Our bodies are incredible feats of balance, or in biological terms, homeostasis. Completely independent of our conscious minds, our cells are taking in nutrients, reproducing, building proteins, assembling enzymes, all to regulate our organs and systems. Most of the work our bodies perform just needs caloric intake. All the building blocks are there, our systems just need energy. But some of those processes require additional elements that we must ingest specifically for that purpose. These non-organic micronutrients are a variety of metals, since metals' ability to oxidize helps catalyze important biological reactions. But our bodies are not built to tolerate all metals. Some metals can even be toxic. Today we'll explore the relative safety of copper and silver in terms of toxicity to humans.
We were making progress against an emergent pathogen long before the newest novel pathogen brought everything to a standstill. Starting a decade ago, health care facilities identified a new superbug, a variant of the Candida Auris species of fungus that was lethal and pernicious. Through careful screening and cleaning protocols, we were beginning to see progress in the spread of this pathogen, but then COVID-19 hit. With all our attention on preventing and treating this novel coronavirus, this fungus has been among us, spreading opportunistically through nursing homes and intensive care units. How can we eject this fungus, once and for all?
Today's post covers a vital comparison between copper and silver: Their ability to kill harmful bacteria. Biocidal activity - the active destruction of microorganisms at the cellular level - is the fundamental criteria when considering the two metals as possible infection interventions. We will explore under what conditions these metals kill bacteria in both laboratory and real-life settings.

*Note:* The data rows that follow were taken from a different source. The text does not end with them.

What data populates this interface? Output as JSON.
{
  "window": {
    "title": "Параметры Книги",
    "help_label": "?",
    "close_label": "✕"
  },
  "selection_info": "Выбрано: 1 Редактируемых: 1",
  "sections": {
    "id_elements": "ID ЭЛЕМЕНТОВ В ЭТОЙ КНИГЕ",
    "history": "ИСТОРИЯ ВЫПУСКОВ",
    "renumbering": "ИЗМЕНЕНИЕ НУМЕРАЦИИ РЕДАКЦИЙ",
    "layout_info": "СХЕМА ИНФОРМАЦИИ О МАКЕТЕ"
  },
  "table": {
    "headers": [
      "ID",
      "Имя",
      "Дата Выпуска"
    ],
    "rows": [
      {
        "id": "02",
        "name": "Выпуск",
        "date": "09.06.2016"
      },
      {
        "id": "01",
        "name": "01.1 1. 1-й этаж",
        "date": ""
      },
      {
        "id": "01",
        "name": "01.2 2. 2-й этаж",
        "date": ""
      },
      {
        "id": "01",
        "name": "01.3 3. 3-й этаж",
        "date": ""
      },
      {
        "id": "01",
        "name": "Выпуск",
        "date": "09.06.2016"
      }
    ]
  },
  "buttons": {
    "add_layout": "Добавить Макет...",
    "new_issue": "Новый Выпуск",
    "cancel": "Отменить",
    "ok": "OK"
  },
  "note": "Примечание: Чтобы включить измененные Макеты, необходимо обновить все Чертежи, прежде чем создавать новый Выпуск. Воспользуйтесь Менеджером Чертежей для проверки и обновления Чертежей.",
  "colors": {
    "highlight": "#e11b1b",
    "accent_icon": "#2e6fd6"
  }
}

Since mankind began using metals, both silver and copper have been used to keep mildew, mold, fungi, and other spoilage at bay. Both metals were even known by the ancients to have anti-infection benefits. We know today that both silver and copper have biocidal properties, and as a result, numerous products have appeared on the marketplace touting these properties as effective in the fight against hospital-acquired infections. Which is the better choice for use in healthcare facilities? To answer this question, we will compare the two metals across 6 criteria over the coming weeks.